by Jonas Heiberg and Bernhard Truffer
The technological innovation systems (TIS) framework is one of the dominant perspectives in transitions studies to analyze success conditions of newly emerging technologies and industries. Key conditions for innovation success reside in overcoming so-called system failures. So far, TIS studies mostly adopted a rather harmonious view on the values, goals and interests that motivate the different actors and by this were unable to address competition, conflicts and, in particular, battles over diverging directionalities within the system. To tackle this “harmony fallacy”, we propose an institutional logics based measure for “value-based proximities” among actors, which serve to identify the “degree of harmony” in the field. To operationalize these concepts, we apply socio-technical configuration analysis (STCA) based on transcripts from 26 interviews, covering the case of modular water technologies in Switzerland. Results indicate that value orientations crucially affect system failures, diverging technological preferences and collaboration patterns. Conflictual field logics may prevent the stabilization of system structures in a specific country and drive actors to engage in sub- or transnational networks. This analysis enables to inspire key conceptual tasks of innovation system analysis, like the identification of system failures, the setting of appropriate system boundaries and the formulation of better policy implications.
Download paper: Overcoming the harmony fallacy: How values shape the course of innovation systems
Cite as: Heiberg J. and Truffer B. (2021) Overcoming the harmony fallacy: How values shape the course of innovation systems. GEIST – Geography of Innovation and Sustainability Transitions, 2021(03), GEIST Working Paper series.
by Xiao-Shan Yap and Bernhard Truffer
Sustainability transitions research has increasingly adopted global perspectives on how to deal with sustainability challenges. However, “global” has so far been limited to Earth’s surface and atmosphere. We argue that transitions research should include developments that relate to the orbit and outer space (hereinafter also Space). The Space sector has grown substantially over the last decade in terms of the number of rocket launches, the diversity of actors involved or new essential services that depend on Space-based infrastructures. This entails fundamentally new opportunities to manifold industrial sectors, and enables developing countries to potentially leapfrog polluting industrial development pathways. At the same time, the expansion of the Space sector creates manifold sustainability pressures like atmospheric pollution, high energy consumption, or Space debris in the orbit. This led to recent surges in arguably “green” innovations such as reusable rockets, but also the development of new governance arrangements protecting outer space as a finite resource for humankind. This research note sketches major recent developments in the Space sector and points to promising avenues of research for innovation and transition studies, not only in terms of a new empirical application field but also as an inspiration for new theoretical insights and innovation policies.

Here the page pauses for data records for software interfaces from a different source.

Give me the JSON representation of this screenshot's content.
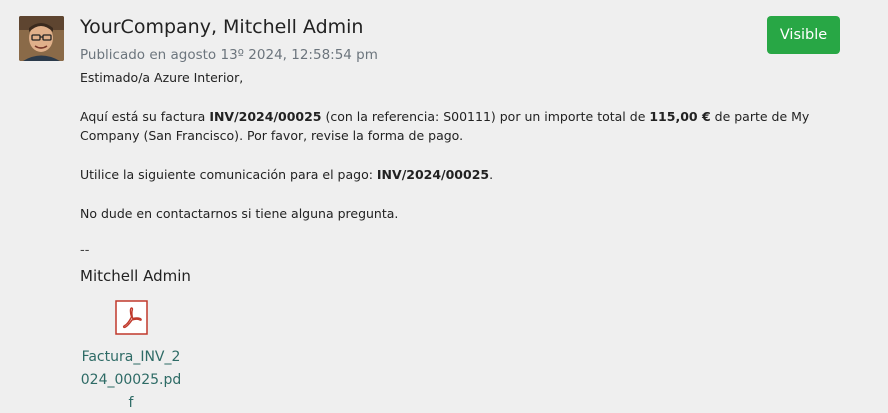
{
  "message": {
    "author": "YourCompany, Mitchell Admin",
    "date": "Publicado en agosto 13º 2024, 12:58:54 pm",
    "visibility_button": "Visible",
    "greeting": "Estimado/a Azure Interior,",
    "para1": {
      "t1": "Aquí está su factura ",
      "invoice": "INV/2024/00025",
      "t2": " (con la referencia: S00111) por un importe total de ",
      "amount": "115,00 €",
      "t3": " de parte de My Company (San Francisco). Por favor, revise la forma de pago."
    },
    "para2": {
      "t1": "Utilice la siguiente comunicación para el pago: ",
      "ref": "INV/2024/00025",
      "t2": "."
    },
    "para3": "No dude en contactarnos si tiene alguna pregunta.",
    "signature_dash": "--",
    "signature_name": "Mitchell Admin"
  },
  "attachment": {
    "icon": "pdf-icon",
    "filename": "Factura_INV_2024_00025.pdf"
  },
  "colors": {
    "visible_button": "#28a745",
    "attachment_link": "#2e6b66",
    "pdf_icon": "#c0392b"
  }
}
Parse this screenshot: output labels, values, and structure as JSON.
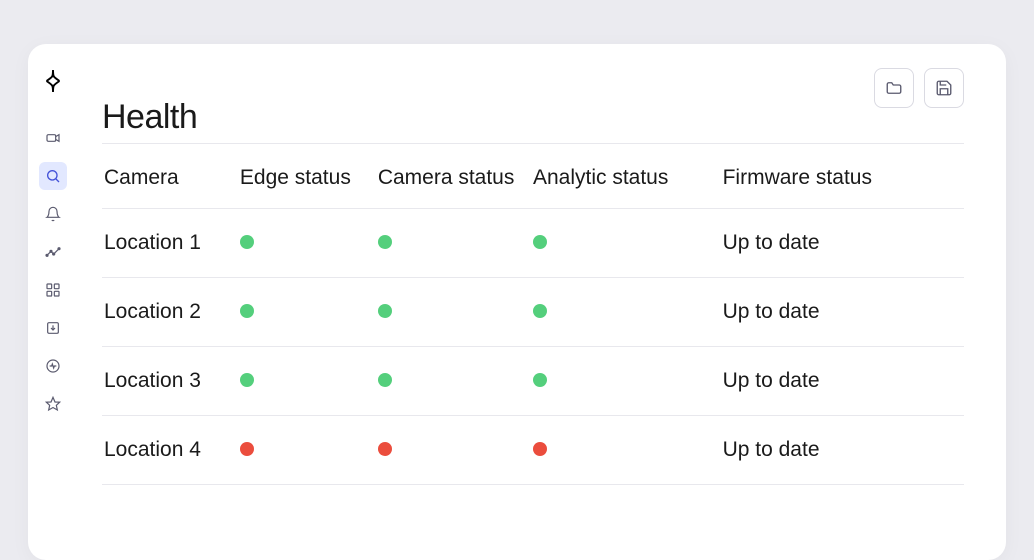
{
  "page": {
    "title": "Health"
  },
  "columns": {
    "camera": "Camera",
    "edge": "Edge status",
    "camera_status": "Camera status",
    "analytic": "Analytic status",
    "firmware": "Firmware status"
  },
  "status_colors": {
    "ok": "#54cf7c",
    "error": "#eb4d3d"
  },
  "rows": [
    {
      "camera": "Location 1",
      "edge": "ok",
      "camera_status": "ok",
      "analytic": "ok",
      "firmware": "Up to date"
    },
    {
      "camera": "Location 2",
      "edge": "ok",
      "camera_status": "ok",
      "analytic": "ok",
      "firmware": "Up to date"
    },
    {
      "camera": "Location 3",
      "edge": "ok",
      "camera_status": "ok",
      "analytic": "ok",
      "firmware": "Up to date"
    },
    {
      "camera": "Location 4",
      "edge": "error",
      "camera_status": "error",
      "analytic": "error",
      "firmware": "Up to date"
    }
  ]
}
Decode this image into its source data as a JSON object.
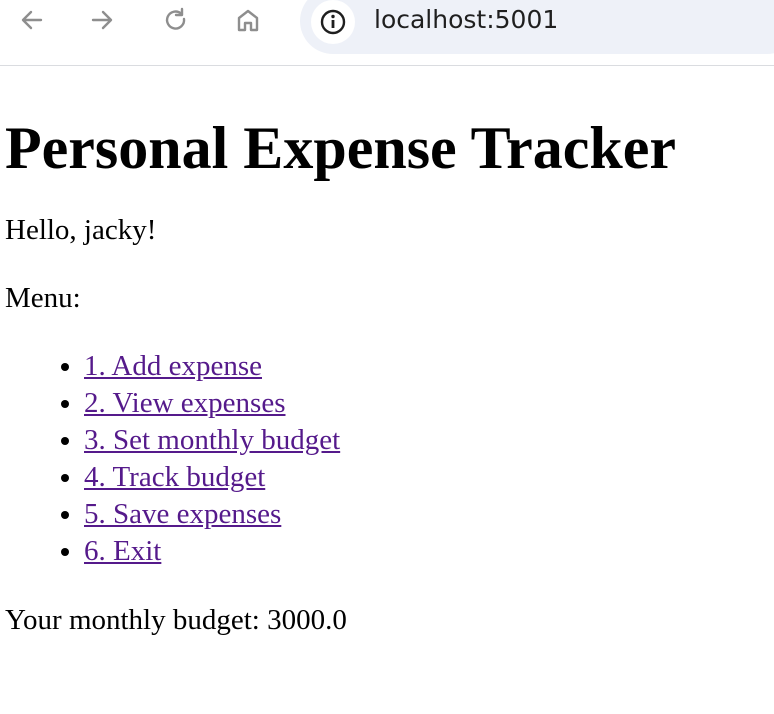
{
  "browser": {
    "url": "localhost:5001",
    "icons": [
      "back-arrow-icon",
      "forward-arrow-icon",
      "reload-icon",
      "home-icon",
      "site-info-icon"
    ]
  },
  "page": {
    "title": "Personal Expense Tracker",
    "greeting": "Hello, jacky!",
    "menu_label": "Menu:",
    "menu_items": [
      {
        "label": "1. Add expense"
      },
      {
        "label": "2. View expenses"
      },
      {
        "label": "3. Set monthly budget"
      },
      {
        "label": "4. Track budget"
      },
      {
        "label": "5. Save expenses"
      },
      {
        "label": "6. Exit"
      }
    ],
    "budget_text": "Your monthly budget: 3000.0"
  },
  "colors": {
    "visited_link": "#551a8b",
    "omnibox_bg": "#eef1f8",
    "icon_gray": "#8e8e8e"
  }
}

Download paper: Opportunities and threats of the rapidly developing Space sector on sustainability transitions: Towards a research agenda
Cite as: Yap X.-S. and Truffer B. (2021) Opportunities and threats of the rapidly developing Space sector on sustainability transitions: Towards a research agenda. GEIST – Geography of Innovation and Sustainability Transitions, 2021(02), GEIST Working Paper series.
by Franz Tödtling, Michaela Trippl and Veronika Desch
The regional innovation system (RIS) approach has become a widely used framework for examining the dynamics of innovation across space as well as for crafting policies aimed at promoting the innovation capacity of regions. The dominant focus of RIS studies and regional innovation policies has been on technological innovation that drives competitiveness and economic growth. In light of persistent environmental and social challenges such as climate change, health problems, and growing inequalities, this narrow understanding of innovation appears to be obsolete. This article claims that the RIS approach requires critical rethinking and reassessment to provide a solid basis for informing the next generation of regional innovation policies. We explore how RIS scholarship and policies could benefit from engaging more deeply with an alternative understanding of innovation. Inspired by recent work on responsible innovation, mission-oriented and transformative innovation policies, we develop the notion of ‘challenge-oriented RIS’ (CORIS). In contrast to conventional understandings of RIS, this approach embraces a broader and more critical understanding of innovation, captures the directionality of change, opens up to new innovation actors and novel coordination mechanisms between various stakeholders and territorial scales, and pays more attention to the application side and upscaling of innovation within the region and beyond. Acknowledging that regions vary in their capacity to fashion transformative change and challenge-oriented innovation, the paper outlines new directions for place-based innovation policies.
Download paper: New directions for RIS studies and policies in the face of grand societal challenges
Cite as: Tödtling F., Trippl M. and Desch V. (2021) New directions for RIS studies and policies in the face of grand societal challenges. GEIST – Geography of Innovation and Sustainability Transitions, 2021(01), GEIST Working Paper series.